(ENTRIES PROVIDED begins)

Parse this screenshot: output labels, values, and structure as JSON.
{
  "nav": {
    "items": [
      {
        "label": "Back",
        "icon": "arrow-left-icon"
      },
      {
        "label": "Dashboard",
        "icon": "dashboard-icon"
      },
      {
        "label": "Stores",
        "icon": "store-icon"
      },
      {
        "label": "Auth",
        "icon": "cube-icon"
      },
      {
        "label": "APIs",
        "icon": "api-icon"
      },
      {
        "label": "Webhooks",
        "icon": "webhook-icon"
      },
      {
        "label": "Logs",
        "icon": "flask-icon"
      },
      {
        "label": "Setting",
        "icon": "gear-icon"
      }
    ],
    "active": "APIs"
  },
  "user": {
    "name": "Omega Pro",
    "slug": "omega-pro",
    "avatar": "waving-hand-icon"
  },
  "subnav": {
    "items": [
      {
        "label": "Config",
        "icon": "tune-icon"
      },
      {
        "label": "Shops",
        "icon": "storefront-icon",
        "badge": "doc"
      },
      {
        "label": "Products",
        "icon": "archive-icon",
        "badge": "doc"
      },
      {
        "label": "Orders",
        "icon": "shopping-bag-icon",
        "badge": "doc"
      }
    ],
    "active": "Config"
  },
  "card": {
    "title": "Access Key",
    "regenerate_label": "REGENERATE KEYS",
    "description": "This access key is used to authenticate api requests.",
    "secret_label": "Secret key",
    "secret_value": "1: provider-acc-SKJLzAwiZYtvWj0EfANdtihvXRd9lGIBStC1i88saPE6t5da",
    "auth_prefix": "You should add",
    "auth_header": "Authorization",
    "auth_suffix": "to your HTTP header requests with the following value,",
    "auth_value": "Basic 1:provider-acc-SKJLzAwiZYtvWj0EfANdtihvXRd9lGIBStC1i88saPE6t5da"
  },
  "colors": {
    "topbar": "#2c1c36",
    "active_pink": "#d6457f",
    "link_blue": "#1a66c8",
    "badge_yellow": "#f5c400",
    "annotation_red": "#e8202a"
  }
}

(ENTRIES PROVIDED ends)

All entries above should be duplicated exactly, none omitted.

Parse this screenshot: output labels, values, and structure as JSON.
{
  "nav": {
    "items": [
      {
        "label": "Back",
        "icon": "arrow-left-icon"
      },
      {
        "label": "Dashboard",
        "icon": "dashboard-icon"
      },
      {
        "label": "Stores",
        "icon": "store-icon"
      },
      {
        "label": "Auth",
        "icon": "cube-icon"
      },
      {
        "label": "APIs",
        "icon": "api-icon"
      },
      {
        "label": "Webhooks",
        "icon": "webhook-icon"
      },
      {
        "label": "Logs",
        "icon": "flask-icon"
      },
      {
        "label": "Setting",
        "icon": "gear-icon"
      }
    ],
    "active": "APIs"
  },
  "user": {
    "name": "Omega Pro",
    "slug": "omega-pro",
    "avatar": "waving-hand-icon"
  },
  "subnav": {
    "items": [
      {
        "label": "Config",
        "icon": "tune-icon"
      },
      {
        "label": "Shops",
        "icon": "storefront-icon",
        "badge": "doc"
      },
      {
        "label": "Products",
        "icon": "archive-icon",
        "badge": "doc"
      },
      {
        "label": "Orders",
        "icon": "shopping-bag-icon",
        "badge": "doc"
      }
    ],
    "active": "Config"
  },
  "card": {
    "title": "Access Key",
    "regenerate_label": "REGENERATE KEYS",
    "description": "This access key is used to authenticate api requests.",
    "secret_label": "Secret key",
    "secret_value": "1: provider-acc-SKJLzAwiZYtvWj0EfANdtihvXRd9lGIBStC1i88saPE6t5da",
    "auth_prefix": "You should add",
    "auth_header": "Authorization",
    "auth_suffix": "to your HTTP header requests with the following value,",
    "auth_value": "Basic 1:provider-acc-SKJLzAwiZYtvWj0EfANdtihvXRd9lGIBStC1i88saPE6t5da"
  },
  "colors": {
    "topbar": "#2c1c36",
    "active_pink": "#d6457f",
    "link_blue": "#1a66c8",
    "badge_yellow": "#f5c400",
    "annotation_red": "#e8202a"
  }
}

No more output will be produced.